WSP will take over Manuel Ellis death investigation in Tacoma, governor says

Manuel Ellis
Manuel Ellis

TACOMA, Wash. — Gov. Jay Inslee has ordered the Washington State Patrol to begin a new investigation into the death of Manuel Ellis.

Authorities said Ellis died while being restrained by a law enforcement officers in Tacoma on March 3. The Pierce County Sheriff’s Department had been in charge of the investigation, but after three months of work, it was determined that a Pierce County deputy participated in restraining Ellis.

“That created an incurable conflict and led the governor to order the state patrol investigation,” Inslee’s office said in a statement.

The statement says there was a WSP trooper briefly at the scene after Ellis had been handcuffed. The sheriff’s office had not contacted that trooper or asked for a statement about what he saw. The trooper has since responded to questions from WSP and the attorney general’s office. His activities were limited and the patrol will exclude him and others from the area from any part of the investigation.
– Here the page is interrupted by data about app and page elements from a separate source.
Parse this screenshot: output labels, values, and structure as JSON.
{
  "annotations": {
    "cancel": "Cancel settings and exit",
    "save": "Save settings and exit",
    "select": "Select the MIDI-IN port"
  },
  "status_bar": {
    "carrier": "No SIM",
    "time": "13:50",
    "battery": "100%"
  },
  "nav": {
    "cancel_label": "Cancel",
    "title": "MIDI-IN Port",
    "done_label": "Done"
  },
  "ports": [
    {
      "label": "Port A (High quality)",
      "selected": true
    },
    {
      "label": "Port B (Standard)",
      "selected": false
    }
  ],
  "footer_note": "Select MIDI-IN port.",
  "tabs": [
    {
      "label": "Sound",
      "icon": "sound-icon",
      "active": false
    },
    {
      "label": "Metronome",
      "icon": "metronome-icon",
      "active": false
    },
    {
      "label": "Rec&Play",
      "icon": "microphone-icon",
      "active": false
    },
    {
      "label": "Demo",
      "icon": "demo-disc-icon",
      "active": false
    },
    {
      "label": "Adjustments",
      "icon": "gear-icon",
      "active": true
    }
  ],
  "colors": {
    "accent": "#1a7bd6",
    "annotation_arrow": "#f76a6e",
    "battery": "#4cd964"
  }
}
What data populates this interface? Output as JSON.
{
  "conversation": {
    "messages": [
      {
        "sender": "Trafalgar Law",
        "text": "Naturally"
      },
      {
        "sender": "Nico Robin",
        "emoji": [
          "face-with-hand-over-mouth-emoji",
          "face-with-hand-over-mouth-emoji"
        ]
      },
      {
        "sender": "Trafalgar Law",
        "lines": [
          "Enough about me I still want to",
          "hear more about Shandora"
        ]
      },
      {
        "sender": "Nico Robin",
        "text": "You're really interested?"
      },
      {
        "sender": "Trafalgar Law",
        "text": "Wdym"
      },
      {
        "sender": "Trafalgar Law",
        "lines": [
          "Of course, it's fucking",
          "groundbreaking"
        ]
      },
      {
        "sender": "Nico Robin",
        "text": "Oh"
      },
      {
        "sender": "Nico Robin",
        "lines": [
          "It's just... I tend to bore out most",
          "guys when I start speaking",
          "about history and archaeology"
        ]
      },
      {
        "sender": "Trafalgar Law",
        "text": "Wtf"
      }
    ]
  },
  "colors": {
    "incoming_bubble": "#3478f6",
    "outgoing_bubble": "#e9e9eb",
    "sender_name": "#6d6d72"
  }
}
On Wednesday, Inslee directed WSP Chief John Batiste to immediately begin collecting records from the Pierce County Sheriff’s office and forming the investigative team called for under the police review law created by Initiative 940.

After the patrol concludes its investigation, the case will be referred to the Office of the Attorney General for review for possible criminal charges against the officers involved.

“This is the best way to give the Ellis family and the entire community the thorough, fair and independent investigation this case demands,” Inslee said. “We must all demand that level of accountability.”

The investigation had been undertaken by the Pierce County Sheriff’s Department rather than Tacoma Police Department because I-940 prohibits police agencies from investigating themselves.

Inslee’s office also said it appears that provisions of I-940 were not followed by the sheriff’s department. For example, they did not appoint community members to assist in reviewing members of an Independent Investigative Team and the family says there was no family liaison appointed, both requirements of a police agency investigating a case involving someone who dies while in police custody.

“Our announcement today focuses on thoroughly investigating what happened late at night on March 3,” Inslee said. “But I believe the sheriff’s office needs to answer serious questions about what happened, and did not happen, in the months since then.”

The state patrol expects that the investigative team will be formed and community members and family liaison appointed soon and work will begin on the new investigation by the end of next week. The law requires that the names of the investigators be made public within 72 hours of their appointment.